# Equations and how to calculate moments and couples?

1. Oct 28, 2012

### DemiDooDah

1. The problem statement, all variables and given/known data

A flagpole of mass 25kg and length 2.5m is held in a horizontal position by a cable at 30° from the end of the pole. The centre of gravity is 1.5m from the fixed end.

Determine:

1. the tension in the cable.

2. the vertical component of the force at the fixed end of the pole.

2. Relevant equations

moment = force x perpendicular distance from a stated point

3. The attempt at a solution

Well I was away for the lesson in which we covered moments, couples and torques etc and I really don't understand. I manage to calculate the length of the cable which I got to be 2.89m but I'm pretty sure this is irrelevent. Can somebody possibly point me in the right direction as where to start?

2. Oct 28, 2012

### CWatters

Draw a force diagram. Since the pole isn't moving...

1) The moments sum to zero.
2) The vertical forces sum to zero.
3) The horizontal forces sum to zero.

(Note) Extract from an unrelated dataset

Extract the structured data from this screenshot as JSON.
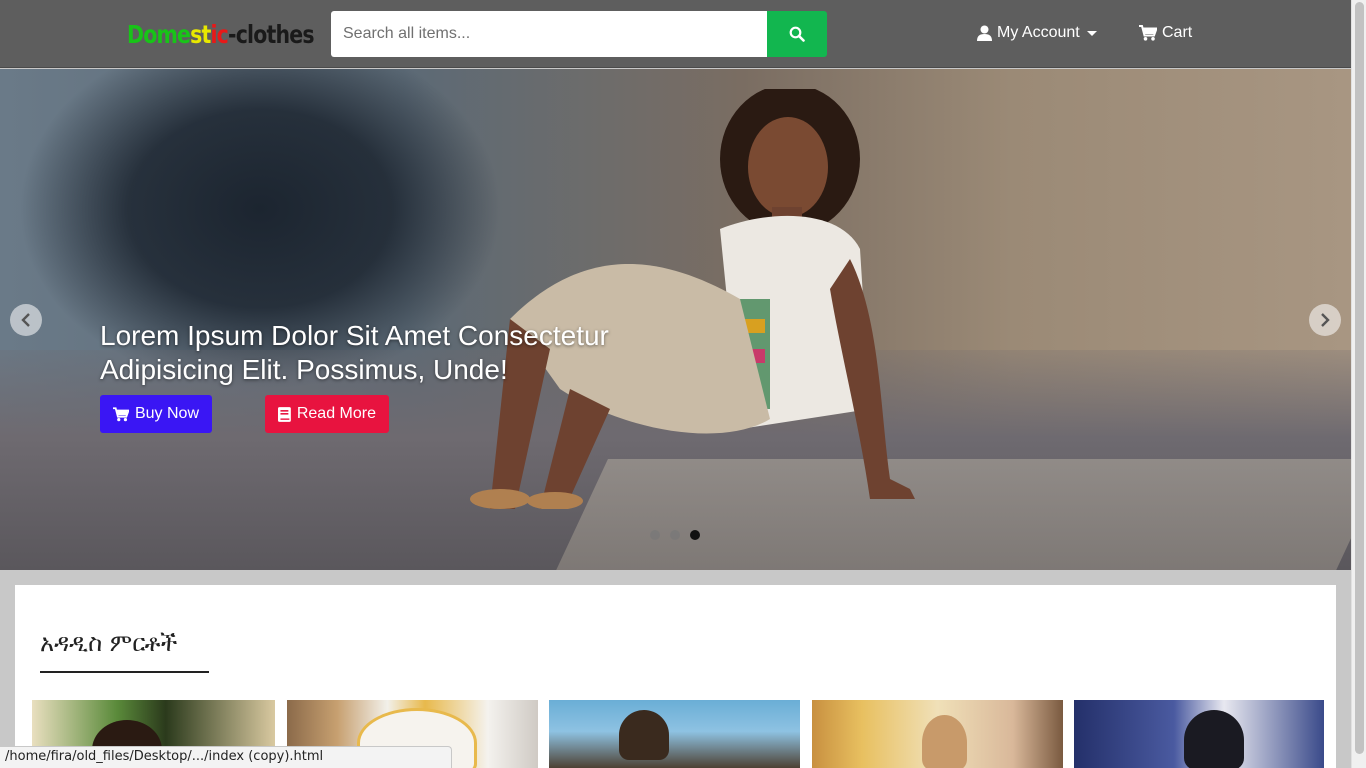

So you can write simultaneous equations and hopefully solve them.

Have a go, post your diagram and initial equations.

3. Oct 28, 2012

### DemiDooDah

I don't even know where to begin with a force diagram. Sorry to sound stupid but I was away for this lesson and have only just moved to the physics class. How would I go about drawing a force diagram? I can do the maths involved I just don't really understand the physics aspect of everything

4. Oct 28, 2012

### mrcotton

Draw the horizontal flag pole and the cable from one end of the pole to the wall. Both the flag pole and the cable are fixed to the wall. So you now have a triangle with a 30 degree angle between the pole and the cable at the end that is not fixed to the wall.
Then convert the mass of the flagpole to its weight in Newtons. Mark on this weight acting at 1.5m from the fixed end (the wall) pointing downwards. This force is balanced by the vertical component of the tension in the cable. You can now set up the clockwise moment of the weight times its distance from the fixed pivot is equal and opposite to the anti clockwise moment of the vertical tension (your unknown) times its distance from the fixed pivot. This is the principle of moments for an object in equilibrium

5. Oct 28, 2012

### mrcotton

So have you learn't about resolving forces into horizontal and vertical? Have you learnt about centre of gravity? and have you learnt about the principle of moments. These are the concepts you would need to solve this problem

6. Oct 28, 2012

### CWatters

If you only missed one lesson you should know something about force diagrams as this problem is unlikely to be set the first time force diagrams are introduced in class.